TASK INPUTS:
⁂
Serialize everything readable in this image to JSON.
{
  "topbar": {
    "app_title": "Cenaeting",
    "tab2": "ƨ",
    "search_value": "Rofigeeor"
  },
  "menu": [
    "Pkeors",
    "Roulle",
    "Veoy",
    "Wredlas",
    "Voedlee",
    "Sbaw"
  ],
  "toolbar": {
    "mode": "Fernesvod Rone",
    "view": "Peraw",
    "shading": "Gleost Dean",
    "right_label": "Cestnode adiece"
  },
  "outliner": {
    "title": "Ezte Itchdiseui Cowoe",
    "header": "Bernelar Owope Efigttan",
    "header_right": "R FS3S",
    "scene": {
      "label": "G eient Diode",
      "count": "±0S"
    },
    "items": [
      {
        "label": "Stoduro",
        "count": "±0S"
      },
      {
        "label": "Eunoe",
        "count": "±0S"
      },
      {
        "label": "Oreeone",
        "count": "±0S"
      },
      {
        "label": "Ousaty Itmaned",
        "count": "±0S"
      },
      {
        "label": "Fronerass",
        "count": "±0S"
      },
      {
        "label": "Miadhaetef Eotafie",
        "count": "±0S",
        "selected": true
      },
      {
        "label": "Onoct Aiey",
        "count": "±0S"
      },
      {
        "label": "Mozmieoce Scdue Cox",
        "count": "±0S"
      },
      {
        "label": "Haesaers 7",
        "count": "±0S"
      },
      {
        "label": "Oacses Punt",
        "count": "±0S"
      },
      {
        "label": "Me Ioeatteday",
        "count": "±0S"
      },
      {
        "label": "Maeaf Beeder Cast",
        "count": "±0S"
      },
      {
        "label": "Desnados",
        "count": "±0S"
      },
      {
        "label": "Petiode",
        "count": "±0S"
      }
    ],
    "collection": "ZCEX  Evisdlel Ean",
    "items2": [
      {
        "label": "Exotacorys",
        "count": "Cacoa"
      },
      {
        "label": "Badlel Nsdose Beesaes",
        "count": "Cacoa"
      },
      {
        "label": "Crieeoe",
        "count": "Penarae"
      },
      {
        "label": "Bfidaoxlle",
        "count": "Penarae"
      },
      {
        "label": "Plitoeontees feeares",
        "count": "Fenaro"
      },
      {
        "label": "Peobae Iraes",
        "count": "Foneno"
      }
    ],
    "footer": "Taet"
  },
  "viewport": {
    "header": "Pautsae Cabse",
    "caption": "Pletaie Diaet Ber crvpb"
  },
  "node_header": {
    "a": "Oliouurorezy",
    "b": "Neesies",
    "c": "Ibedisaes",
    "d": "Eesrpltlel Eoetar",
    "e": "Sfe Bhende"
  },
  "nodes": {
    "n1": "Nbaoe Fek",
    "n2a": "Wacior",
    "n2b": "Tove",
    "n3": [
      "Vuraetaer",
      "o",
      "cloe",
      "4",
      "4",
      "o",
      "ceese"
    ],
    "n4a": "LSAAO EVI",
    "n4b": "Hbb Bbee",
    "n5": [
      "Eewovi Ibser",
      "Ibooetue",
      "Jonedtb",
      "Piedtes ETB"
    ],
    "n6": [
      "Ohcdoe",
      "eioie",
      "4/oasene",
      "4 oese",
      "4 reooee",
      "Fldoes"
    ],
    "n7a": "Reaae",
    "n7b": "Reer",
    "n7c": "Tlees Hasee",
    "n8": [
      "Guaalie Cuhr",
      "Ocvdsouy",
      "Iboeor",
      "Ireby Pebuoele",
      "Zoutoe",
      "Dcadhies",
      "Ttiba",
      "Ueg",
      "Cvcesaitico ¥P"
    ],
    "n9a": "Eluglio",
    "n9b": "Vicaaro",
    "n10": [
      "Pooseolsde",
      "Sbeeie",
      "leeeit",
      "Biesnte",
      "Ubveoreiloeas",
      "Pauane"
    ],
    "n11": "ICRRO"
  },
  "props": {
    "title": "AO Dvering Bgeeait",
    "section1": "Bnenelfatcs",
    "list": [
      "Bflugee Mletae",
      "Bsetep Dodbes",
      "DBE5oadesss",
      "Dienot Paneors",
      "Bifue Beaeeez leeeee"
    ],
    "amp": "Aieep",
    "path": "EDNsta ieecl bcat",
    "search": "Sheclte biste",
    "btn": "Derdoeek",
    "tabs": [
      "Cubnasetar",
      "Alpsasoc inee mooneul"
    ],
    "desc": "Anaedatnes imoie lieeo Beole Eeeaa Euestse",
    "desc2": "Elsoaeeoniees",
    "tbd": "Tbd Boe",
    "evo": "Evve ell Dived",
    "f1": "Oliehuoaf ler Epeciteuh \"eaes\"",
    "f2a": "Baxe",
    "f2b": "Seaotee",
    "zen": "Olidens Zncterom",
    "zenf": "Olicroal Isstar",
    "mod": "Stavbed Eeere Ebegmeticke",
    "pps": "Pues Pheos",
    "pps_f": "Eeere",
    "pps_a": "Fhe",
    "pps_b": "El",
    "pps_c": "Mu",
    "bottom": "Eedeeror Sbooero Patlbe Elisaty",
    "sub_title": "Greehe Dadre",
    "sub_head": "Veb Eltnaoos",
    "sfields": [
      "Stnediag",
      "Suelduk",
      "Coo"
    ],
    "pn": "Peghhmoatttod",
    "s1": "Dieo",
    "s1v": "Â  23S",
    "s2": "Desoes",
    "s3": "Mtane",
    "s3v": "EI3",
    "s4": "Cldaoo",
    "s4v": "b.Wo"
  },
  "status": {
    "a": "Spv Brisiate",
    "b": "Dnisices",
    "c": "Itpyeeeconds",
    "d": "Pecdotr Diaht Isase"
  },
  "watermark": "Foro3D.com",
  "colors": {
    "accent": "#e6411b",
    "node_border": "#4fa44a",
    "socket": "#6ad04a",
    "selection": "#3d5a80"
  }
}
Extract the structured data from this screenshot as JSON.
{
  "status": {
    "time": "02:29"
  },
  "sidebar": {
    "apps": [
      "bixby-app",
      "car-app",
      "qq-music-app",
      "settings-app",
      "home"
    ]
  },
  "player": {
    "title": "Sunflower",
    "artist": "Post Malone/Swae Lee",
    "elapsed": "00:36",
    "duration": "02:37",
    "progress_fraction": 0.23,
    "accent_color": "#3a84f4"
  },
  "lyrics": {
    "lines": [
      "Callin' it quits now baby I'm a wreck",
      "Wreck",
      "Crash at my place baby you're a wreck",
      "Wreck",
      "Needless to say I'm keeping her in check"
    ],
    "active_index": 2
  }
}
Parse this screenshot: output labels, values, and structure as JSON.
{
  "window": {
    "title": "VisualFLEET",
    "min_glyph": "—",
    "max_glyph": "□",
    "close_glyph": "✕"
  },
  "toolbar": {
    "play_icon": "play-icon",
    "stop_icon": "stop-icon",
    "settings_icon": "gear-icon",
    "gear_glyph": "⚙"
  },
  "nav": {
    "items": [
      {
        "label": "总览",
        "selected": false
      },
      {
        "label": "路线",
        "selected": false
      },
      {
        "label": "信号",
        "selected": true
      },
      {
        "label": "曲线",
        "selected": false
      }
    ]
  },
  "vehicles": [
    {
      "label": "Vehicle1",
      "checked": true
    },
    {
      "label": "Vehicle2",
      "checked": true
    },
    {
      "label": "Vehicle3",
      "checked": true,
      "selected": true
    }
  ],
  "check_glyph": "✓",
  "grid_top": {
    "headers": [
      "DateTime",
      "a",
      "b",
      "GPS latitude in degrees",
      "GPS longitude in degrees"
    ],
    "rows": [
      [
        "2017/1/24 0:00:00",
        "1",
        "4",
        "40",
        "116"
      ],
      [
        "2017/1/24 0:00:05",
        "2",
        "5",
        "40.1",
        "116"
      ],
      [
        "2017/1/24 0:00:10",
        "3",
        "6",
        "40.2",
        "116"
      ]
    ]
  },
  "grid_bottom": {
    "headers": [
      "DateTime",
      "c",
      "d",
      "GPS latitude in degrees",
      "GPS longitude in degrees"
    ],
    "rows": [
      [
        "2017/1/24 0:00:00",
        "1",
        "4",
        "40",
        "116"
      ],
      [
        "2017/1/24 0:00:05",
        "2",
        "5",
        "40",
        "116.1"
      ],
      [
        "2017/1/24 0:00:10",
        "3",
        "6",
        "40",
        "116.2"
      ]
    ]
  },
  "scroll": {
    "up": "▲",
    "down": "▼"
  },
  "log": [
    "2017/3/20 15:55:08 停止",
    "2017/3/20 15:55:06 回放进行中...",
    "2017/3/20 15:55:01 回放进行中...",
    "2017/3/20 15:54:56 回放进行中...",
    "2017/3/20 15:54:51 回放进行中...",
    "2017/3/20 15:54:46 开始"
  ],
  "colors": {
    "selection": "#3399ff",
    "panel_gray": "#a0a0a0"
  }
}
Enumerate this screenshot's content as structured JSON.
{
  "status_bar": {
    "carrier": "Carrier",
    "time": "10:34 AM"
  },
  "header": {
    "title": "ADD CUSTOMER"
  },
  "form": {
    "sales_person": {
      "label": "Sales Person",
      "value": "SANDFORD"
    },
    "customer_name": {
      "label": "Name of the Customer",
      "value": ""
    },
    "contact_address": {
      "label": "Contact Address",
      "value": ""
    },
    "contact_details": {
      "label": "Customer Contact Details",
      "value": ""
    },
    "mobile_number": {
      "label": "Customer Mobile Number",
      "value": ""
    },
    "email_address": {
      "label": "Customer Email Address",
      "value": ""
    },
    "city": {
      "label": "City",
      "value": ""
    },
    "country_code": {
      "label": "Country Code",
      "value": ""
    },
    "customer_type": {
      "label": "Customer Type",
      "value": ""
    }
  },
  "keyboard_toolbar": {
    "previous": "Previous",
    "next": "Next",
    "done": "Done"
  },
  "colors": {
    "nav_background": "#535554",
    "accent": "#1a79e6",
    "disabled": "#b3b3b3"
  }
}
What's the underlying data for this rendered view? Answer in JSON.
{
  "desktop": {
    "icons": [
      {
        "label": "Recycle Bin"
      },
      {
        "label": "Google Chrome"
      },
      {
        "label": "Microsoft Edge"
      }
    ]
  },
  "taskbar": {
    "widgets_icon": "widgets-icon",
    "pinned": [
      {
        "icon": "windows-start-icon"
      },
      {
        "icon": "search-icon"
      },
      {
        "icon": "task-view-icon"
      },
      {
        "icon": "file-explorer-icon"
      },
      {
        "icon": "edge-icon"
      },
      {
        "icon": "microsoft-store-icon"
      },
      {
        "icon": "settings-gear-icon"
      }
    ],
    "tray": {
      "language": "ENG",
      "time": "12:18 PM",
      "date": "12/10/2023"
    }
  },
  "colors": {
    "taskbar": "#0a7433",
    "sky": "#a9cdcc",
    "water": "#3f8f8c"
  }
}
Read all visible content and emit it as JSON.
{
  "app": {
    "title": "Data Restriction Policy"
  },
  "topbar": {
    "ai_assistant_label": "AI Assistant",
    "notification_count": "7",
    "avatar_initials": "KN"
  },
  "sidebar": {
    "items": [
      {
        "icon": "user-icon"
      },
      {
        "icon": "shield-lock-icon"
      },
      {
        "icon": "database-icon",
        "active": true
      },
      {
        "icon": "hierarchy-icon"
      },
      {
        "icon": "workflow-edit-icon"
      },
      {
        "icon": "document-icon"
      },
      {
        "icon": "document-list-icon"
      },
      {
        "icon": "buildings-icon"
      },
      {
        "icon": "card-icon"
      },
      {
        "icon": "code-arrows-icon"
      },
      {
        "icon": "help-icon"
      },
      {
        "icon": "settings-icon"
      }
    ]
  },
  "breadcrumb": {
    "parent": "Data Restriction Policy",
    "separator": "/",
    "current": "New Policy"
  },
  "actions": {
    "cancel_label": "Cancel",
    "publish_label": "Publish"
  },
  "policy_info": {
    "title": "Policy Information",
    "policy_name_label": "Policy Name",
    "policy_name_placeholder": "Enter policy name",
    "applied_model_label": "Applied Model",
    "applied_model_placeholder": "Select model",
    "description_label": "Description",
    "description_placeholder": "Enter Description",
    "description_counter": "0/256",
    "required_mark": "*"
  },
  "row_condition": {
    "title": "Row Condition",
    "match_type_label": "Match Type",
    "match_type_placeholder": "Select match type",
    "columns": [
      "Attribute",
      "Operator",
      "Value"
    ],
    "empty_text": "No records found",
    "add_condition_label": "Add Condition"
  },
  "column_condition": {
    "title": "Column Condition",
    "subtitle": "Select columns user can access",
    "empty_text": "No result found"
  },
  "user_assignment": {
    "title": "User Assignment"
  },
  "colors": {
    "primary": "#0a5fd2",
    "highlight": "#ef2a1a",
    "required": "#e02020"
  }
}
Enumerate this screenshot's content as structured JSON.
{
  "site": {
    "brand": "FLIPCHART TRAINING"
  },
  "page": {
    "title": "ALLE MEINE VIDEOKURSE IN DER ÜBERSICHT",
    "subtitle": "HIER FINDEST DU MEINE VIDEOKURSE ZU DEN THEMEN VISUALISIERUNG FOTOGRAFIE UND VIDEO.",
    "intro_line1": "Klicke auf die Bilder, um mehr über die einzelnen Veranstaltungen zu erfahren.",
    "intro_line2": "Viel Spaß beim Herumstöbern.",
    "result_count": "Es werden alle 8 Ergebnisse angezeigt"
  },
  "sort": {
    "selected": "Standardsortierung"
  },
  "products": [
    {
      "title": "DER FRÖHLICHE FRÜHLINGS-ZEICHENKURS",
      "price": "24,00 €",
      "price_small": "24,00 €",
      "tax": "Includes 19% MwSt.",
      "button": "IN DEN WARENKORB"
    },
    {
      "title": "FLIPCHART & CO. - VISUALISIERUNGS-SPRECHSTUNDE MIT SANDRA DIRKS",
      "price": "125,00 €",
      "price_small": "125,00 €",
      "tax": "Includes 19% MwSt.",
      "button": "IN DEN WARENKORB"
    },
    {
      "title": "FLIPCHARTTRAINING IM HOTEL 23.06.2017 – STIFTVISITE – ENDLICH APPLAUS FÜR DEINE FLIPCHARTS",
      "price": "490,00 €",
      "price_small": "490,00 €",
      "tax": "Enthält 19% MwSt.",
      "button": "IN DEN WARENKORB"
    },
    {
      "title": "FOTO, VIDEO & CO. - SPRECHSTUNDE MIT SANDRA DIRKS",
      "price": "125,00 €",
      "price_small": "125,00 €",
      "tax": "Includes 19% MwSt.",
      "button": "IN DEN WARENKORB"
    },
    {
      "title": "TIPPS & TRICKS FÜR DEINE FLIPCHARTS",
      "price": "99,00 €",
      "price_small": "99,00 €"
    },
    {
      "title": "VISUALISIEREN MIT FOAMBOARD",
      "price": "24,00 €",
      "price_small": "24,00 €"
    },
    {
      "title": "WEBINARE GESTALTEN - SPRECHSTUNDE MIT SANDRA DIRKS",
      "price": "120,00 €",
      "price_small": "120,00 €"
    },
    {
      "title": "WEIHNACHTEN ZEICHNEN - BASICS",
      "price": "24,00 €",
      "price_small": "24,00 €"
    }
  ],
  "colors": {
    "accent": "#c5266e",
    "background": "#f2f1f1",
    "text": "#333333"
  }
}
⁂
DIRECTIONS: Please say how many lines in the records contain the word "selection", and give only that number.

PROBLEM SOLUTION: 2